order of adjectives


Sometimes we use more than one adjective in front of a noun:

He was a nice intelligent young man.
She had a small round black wooden box.

Opinion adjectives:

Some adjectives give a general opinion. We can use these adjectives to describe almost any noun:


good bad lovely  strange
beautiful nice brilliant excellent
awful important wonderful nasty


Some adjectives give a specific opinion. We only use these adjectives to describe particular kinds of noun:

Food: tasty; delicious
Furniture, buildings: comfortable; uncomfortable
People, animals: clever; intelligent; friendly

We usually put a general opinion in front of a specific opinion:

Nice tasty soup.
A nasty uncomfortable armchair
A lovely intelligent animal

Usually we put an adjective that gives an opinion in front of an adjective that is descriptive:

a nice red dress; a silly old man; those horrible yellow curtains

We often have two adjectives in front of a noun:

a handsome young man; a big black car; that horrible big dog

Sometimes we have three adjectives, but this is unusual:

a nice handsome young man;
a big black American car;
that horrible big fierce dog

It is very unusual to have more than three adjectives.

Adjectives usually come in this order:

1 2 3 4 5 6 7 8
Size  Shape Age  Colour Nationality Material

We use some adjectives only after a link verb:

afraid alive alone asleep
content glad  ill ready
sorry sure unable well

Some of the commonest -ed adjectives are normally used only after a link verb:

annoyed;  finished;  bored; pleased; thrilled

We say:

Our teacher was ill.
My uncle was very glad when he heard the news.
The policeman seemed to be very annoyed

but we do not say:

We had an ill teacher.
When he heard the news he was a very glad uncle
He seemed to be a very annoyed policeman

A few adjectives are used only in front of a noun:





We say:

He lives in the eastern district.
There were countless problems with the new machinery.

but we do not say:

The district he lives in is eastern
The problems with the new machinery were countless.

Try these tasks to improve your adjective ordering.

Task 1


Task 2


Task 3


Task 4






I would have great relief if you could help me out here. Demonstrative adjectives are words which point out to the exact noun we wish to refer to, isn't it? This, that, these and those are examples of demonstrative adjectives. Why is it noticed that, this and that are used with singular nouns;these and those are used with plural nouns??????

Hello crusoe,

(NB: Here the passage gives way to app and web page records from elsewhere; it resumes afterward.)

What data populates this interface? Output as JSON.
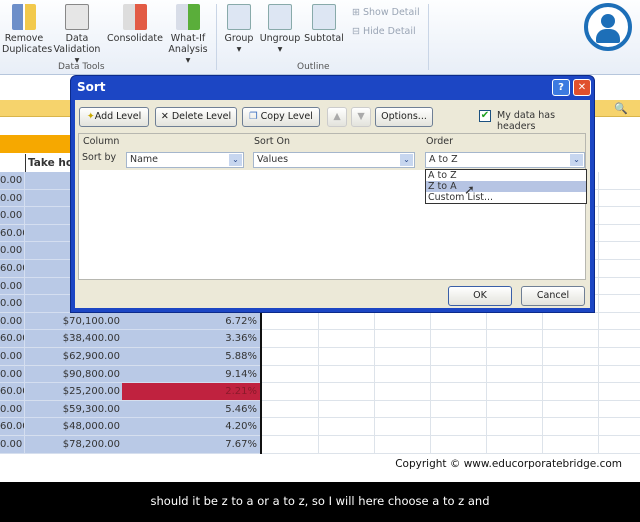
{
  "ribbon": {
    "buttons": [
      {
        "l1": "Remove",
        "l2": "Duplicates"
      },
      {
        "l1": "Data",
        "l2": "Validation ▾"
      },
      {
        "l1": "Consolidate",
        "l2": ""
      },
      {
        "l1": "What-If",
        "l2": "Analysis ▾"
      },
      {
        "l1": "Group",
        "l2": "▾"
      },
      {
        "l1": "Ungroup",
        "l2": "▾"
      },
      {
        "l1": "Subtotal",
        "l2": ""
      }
    ],
    "show_detail": "Show Detail",
    "hide_detail": "Hide Detail",
    "group_data_tools": "Data Tools",
    "group_outline": "Outline"
  },
  "sheet": {
    "header_col_b": "Take ho",
    "col_a": [
      "0.00",
      "0.00",
      "0.00",
      "60.00",
      "0.00",
      "60.00",
      "0.00",
      "0.00",
      "0.00",
      "60.00",
      "0.00",
      "0.00",
      "60.00",
      "0.00",
      "60.00",
      "0.00"
    ],
    "rows": [
      {
        "b": "$70,100.00",
        "c": "6.72%"
      },
      {
        "b": "$38,400.00",
        "c": "3.36%"
      },
      {
        "b": "$62,900.00",
        "c": "5.88%"
      },
      {
        "b": "$90,800.00",
        "c": "9.14%"
      },
      {
        "b": "$25,200.00",
        "c": "2.21%",
        "highlight": "#c0223f"
      },
      {
        "b": "$59,300.00",
        "c": "5.46%"
      },
      {
        "b": "$48,000.00",
        "c": "4.20%"
      },
      {
        "b": "$78,200.00",
        "c": "7.67%"
      }
    ]
  },
  "dialog": {
    "title": "Sort",
    "help": "?",
    "close": "✕",
    "add_level": "Add Level",
    "delete_level": "Delete Level",
    "copy_level": "Copy Level",
    "options": "Options...",
    "headers_label": "My data has headers",
    "headers_checked": true,
    "col_column": "Column",
    "col_sort_on": "Sort On",
    "col_order": "Order",
    "sort_by": "Sort by",
    "column_value": "Name",
    "sort_on_value": "Values",
    "order_value": "A to Z",
    "order_options": [
      "A to Z",
      "Z to A",
      "Custom List..."
    ],
    "ok": "OK",
    "cancel": "Cancel"
  },
  "copyright": "Copyright © www.educorporatebridge.com",
  "subtitle": "should it  be z to a or a to z, so  I will here  choose a to z and"
}
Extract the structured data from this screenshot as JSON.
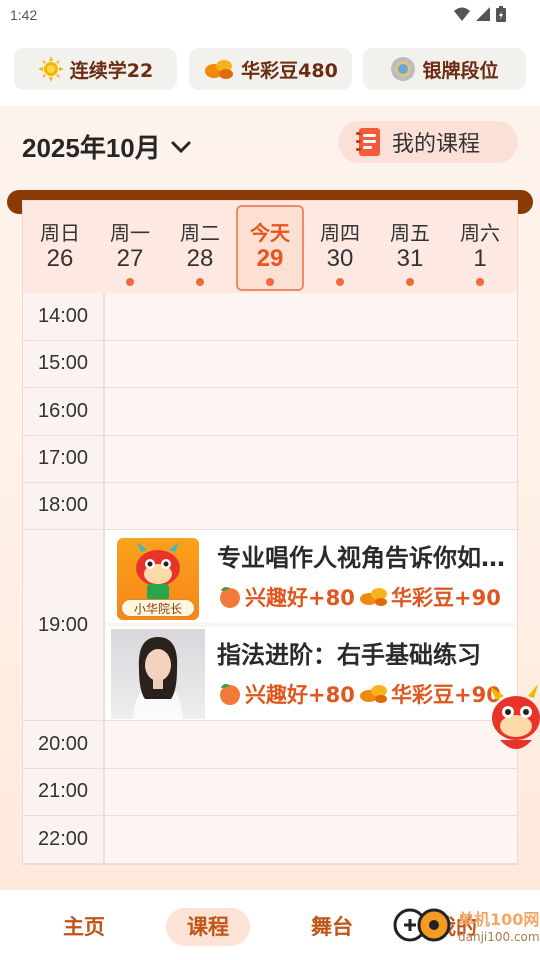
{
  "status": {
    "time": "1:42"
  },
  "stats": [
    {
      "label": "连续学22",
      "icon": "sun-icon"
    },
    {
      "label": "华彩豆480",
      "icon": "beans-icon"
    },
    {
      "label": "银牌段位",
      "icon": "medal-icon"
    }
  ],
  "header": {
    "month": "2025年10月",
    "my_courses": "我的课程"
  },
  "week": [
    {
      "name": "周日",
      "num": "26",
      "dot": false
    },
    {
      "name": "周一",
      "num": "27",
      "dot": true
    },
    {
      "name": "周二",
      "num": "28",
      "dot": true
    },
    {
      "name": "今天",
      "num": "29",
      "dot": true,
      "today": true
    },
    {
      "name": "周四",
      "num": "30",
      "dot": true
    },
    {
      "name": "周五",
      "num": "31",
      "dot": true
    },
    {
      "name": "周六",
      "num": "1",
      "dot": true
    }
  ],
  "times": [
    "14:00",
    "15:00",
    "16:00",
    "17:00",
    "18:00",
    "19:00",
    "20:00",
    "21:00",
    "22:00"
  ],
  "courses": [
    {
      "title": "专业唱作人视角告诉你如何写歌",
      "thumb_label": "小华院长",
      "rewards": [
        "兴趣好+80",
        "华彩豆+90"
      ]
    },
    {
      "title": "指法进阶：右手基础练习",
      "rewards": [
        "兴趣好+80",
        "华彩豆+90"
      ]
    }
  ],
  "nav": {
    "home": "主页",
    "courses": "课程",
    "stage": "舞台",
    "mine": "我的"
  },
  "watermark": {
    "text": "danji100.com",
    "brand": "单机100网"
  },
  "colors": {
    "accent": "#e8541f",
    "rail": "#8a3a07",
    "nav_text": "#c0551a"
  }
}
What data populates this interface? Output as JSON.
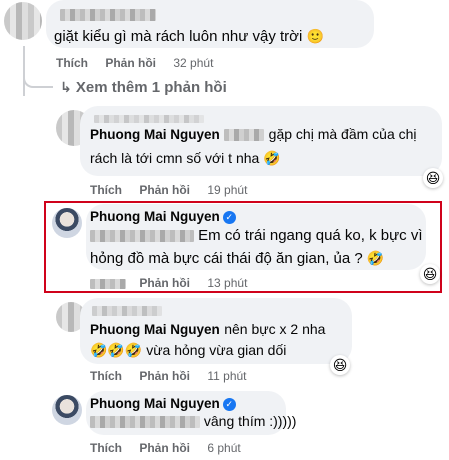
{
  "comment1": {
    "text": "giặt kiểu gì mà rách luôn như vậy trời",
    "emoji": "🙂",
    "like": "Thích",
    "reply": "Phản hồi",
    "time": "32 phút"
  },
  "view_more": {
    "icon": "reply-arrow-icon",
    "label": "Xem thêm 1 phản hồi"
  },
  "reply1": {
    "author": "Phuong Mai Nguyen",
    "text_a": "gặp chị mà đầm của chị",
    "text_b": "rách là tới cmn số với t nha",
    "emoji": "🤣",
    "like": "Thích",
    "reply": "Phản hồi",
    "time": "19 phút",
    "reaction": "😆"
  },
  "reply2": {
    "author": "Phuong Mai Nguyen",
    "text_a": "Em có trái ngang quá ko, k bực vì",
    "text_b": "hỏng đồ mà bực cái thái độ ăn gian, ủa ?",
    "emoji": "🤣",
    "like": "Thích",
    "reply": "Phản hồi",
    "time": "13 phút",
    "reaction": "😆",
    "highlight_color": "#d0021b"
  },
  "reply3": {
    "author": "Phuong Mai Nguyen",
    "text_a": "nên bực x 2 nha",
    "emojis": "🤣🤣🤣",
    "text_b": "vừa hỏng vừa gian dối",
    "like": "Thích",
    "reply": "Phản hồi",
    "time": "11 phút",
    "reaction": "😆"
  },
  "reply4": {
    "author": "Phuong Mai Nguyen",
    "text": "vâng thím :)))))",
    "like": "Thích",
    "reply": "Phản hồi",
    "time": "6 phút"
  },
  "colors": {
    "bubble": "#f0f2f5",
    "meta": "#65676b",
    "verified": "#1877f2"
  }
}
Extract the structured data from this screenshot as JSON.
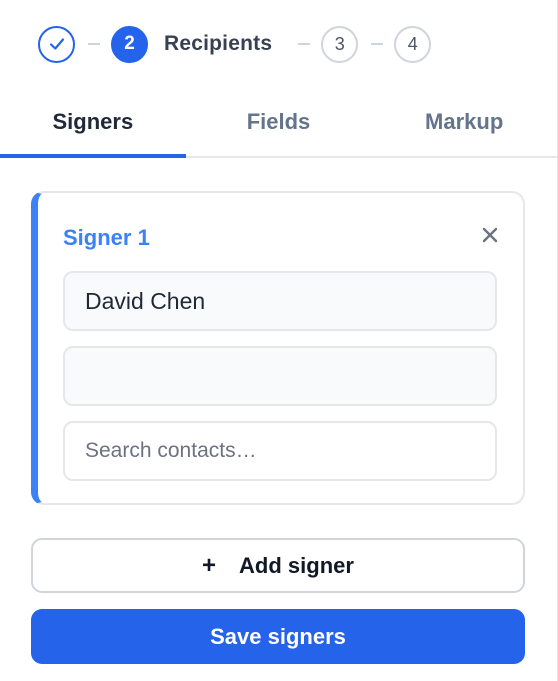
{
  "stepper": {
    "steps": [
      {
        "state": "done",
        "icon": "check-icon"
      },
      {
        "state": "active",
        "number": "2",
        "label": "Recipients"
      },
      {
        "state": "pending",
        "number": "3"
      },
      {
        "state": "pending",
        "number": "4"
      }
    ]
  },
  "tabs": [
    {
      "label": "Signers",
      "active": true
    },
    {
      "label": "Fields",
      "active": false
    },
    {
      "label": "Markup",
      "active": false
    }
  ],
  "signer": {
    "title": "Signer 1",
    "name_value": "David Chen",
    "email_value": "",
    "search_placeholder": "Search contacts…"
  },
  "actions": {
    "add_icon": "+",
    "add_label": "Add signer",
    "save_label": "Save signers"
  },
  "colors": {
    "accent": "#2563eb",
    "signer_accent": "#3b82f6"
  }
}
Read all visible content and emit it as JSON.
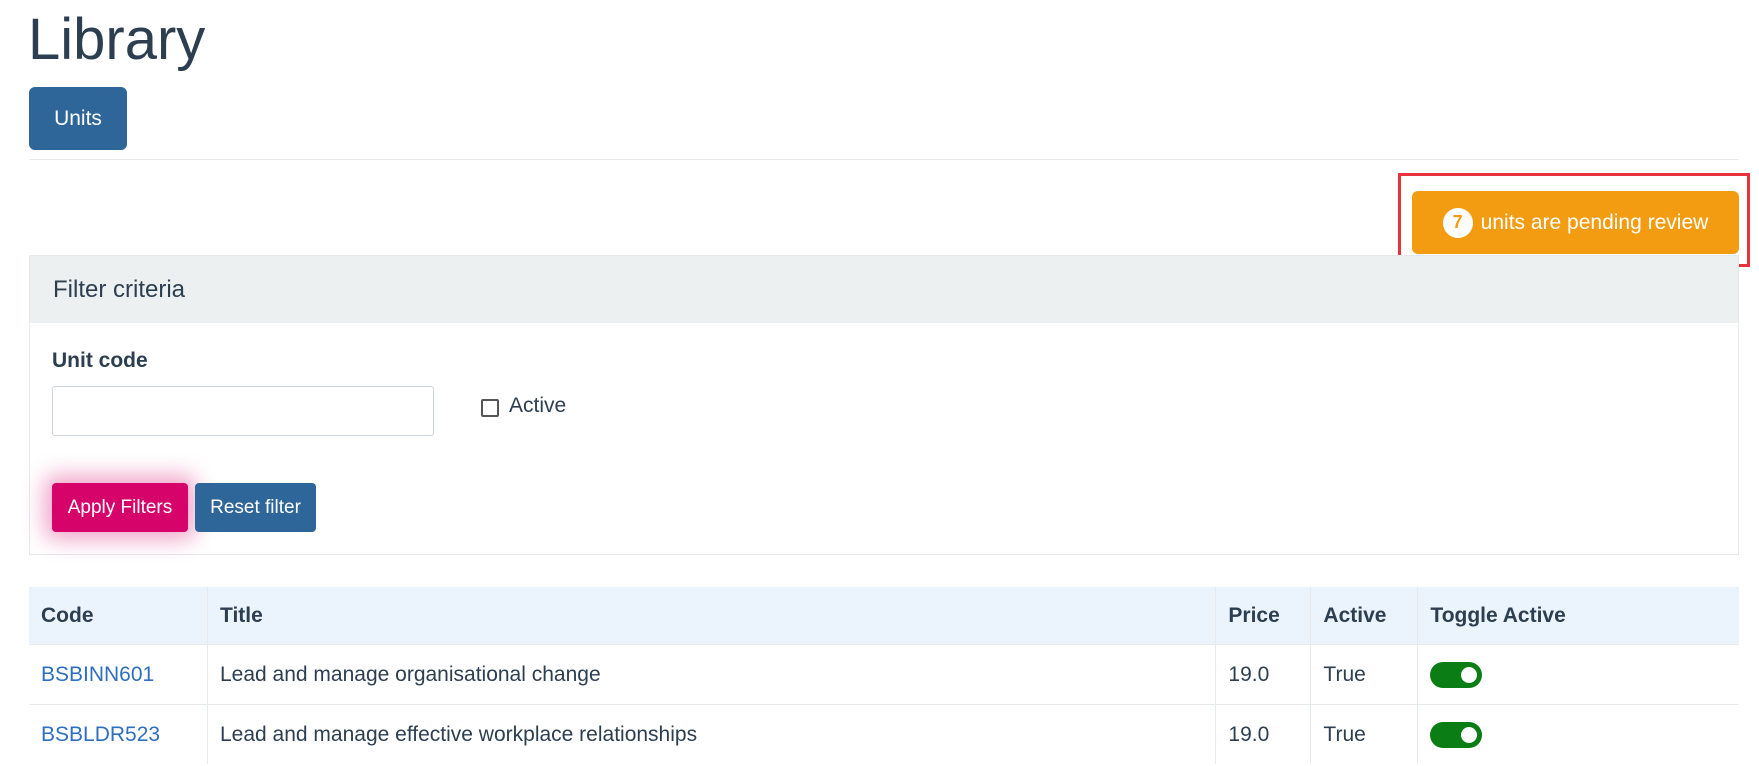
{
  "page": {
    "title": "Library"
  },
  "tabs": {
    "units_label": "Units"
  },
  "pending": {
    "count": "7",
    "label": "units are pending review"
  },
  "filter": {
    "header": "Filter criteria",
    "unit_code_label": "Unit code",
    "unit_code_value": "",
    "active_label": "Active",
    "active_checked": false,
    "apply_label": "Apply Filters",
    "reset_label": "Reset filter"
  },
  "table": {
    "headers": {
      "code": "Code",
      "title": "Title",
      "price": "Price",
      "active": "Active",
      "toggle": "Toggle Active"
    },
    "rows": [
      {
        "code": "BSBINN601",
        "title": "Lead and manage organisational change",
        "price": "19.0",
        "active": "True",
        "toggle_on": true
      },
      {
        "code": "BSBLDR523",
        "title": "Lead and manage effective workplace relationships",
        "price": "19.0",
        "active": "True",
        "toggle_on": true
      }
    ]
  },
  "colors": {
    "primary": "#2f6699",
    "warning": "#f39c12",
    "apply": "#d6036b",
    "highlight_border": "#e8333b",
    "toggle_on": "#0a7d14",
    "link": "#2f6fbf"
  }
}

It's true that most adjectives in English do not change according to the number of the noun they modify, but, as you've noticed 'this' (singular) becomes 'these' (plural) and 'that' (singular) becomes 'those' (plural). I suspect this has to do with the evolution of the English language over time; I don't know Old English, but I do know that in Old English adjectives were inflected according to the number and gender of the nouns they modified. Most of this has dropped away in modern English, but what you ask about is a remnant of that.

Best wishes,
The LearnEnglish Team

Dear Sir,
I would like to ask about the reason why we say: " Secretary General"
although we know that the adjective comes before the noun.

Hello Mai Sayed,

This is a word of French derivation and follows the French word order. The plural is 'Secretaries General'. A similar example is 'Attorney General'.

Best wishes,


The LearnEnglish Team

What is the difference in saying "Maybe another time" vs "Maybe in another time" ? When the preposition "in" is included and how the meaning of the phrase changes?


Hello MayelaM,

'Maybe another time' means 'not now, but maybe in the future'.

'Maybe in another time' would only be used if you could travel to another time - i.e.  in some kind of science-fiction time-travelling story. In other contexts it is not standard use.

Best wishes,


The LearnEnglish Team

Dear Sir,
Thanks for this nice informative article! I have just one question here.

It says above that this sentence would be wrong:
"The problems with the new machinery were countless.", while that sounds right to me.
Is it because we just don't use 'countless' in spoken English this way, or there's some other reason, for not putting 'countless' anywhere but at the front of the noun?

Thank you!

Hello adtyagrwl3,

As far as I know, there is no 'logical' reason that this group of adjectives are used only in attributive position (i.e. before the noun) – I believe it's just a question of use. Using 'countless' in predicative position (i.e. after the verb) is still perfectly comprehensible.

Best wishes,
The LearnEnglish Team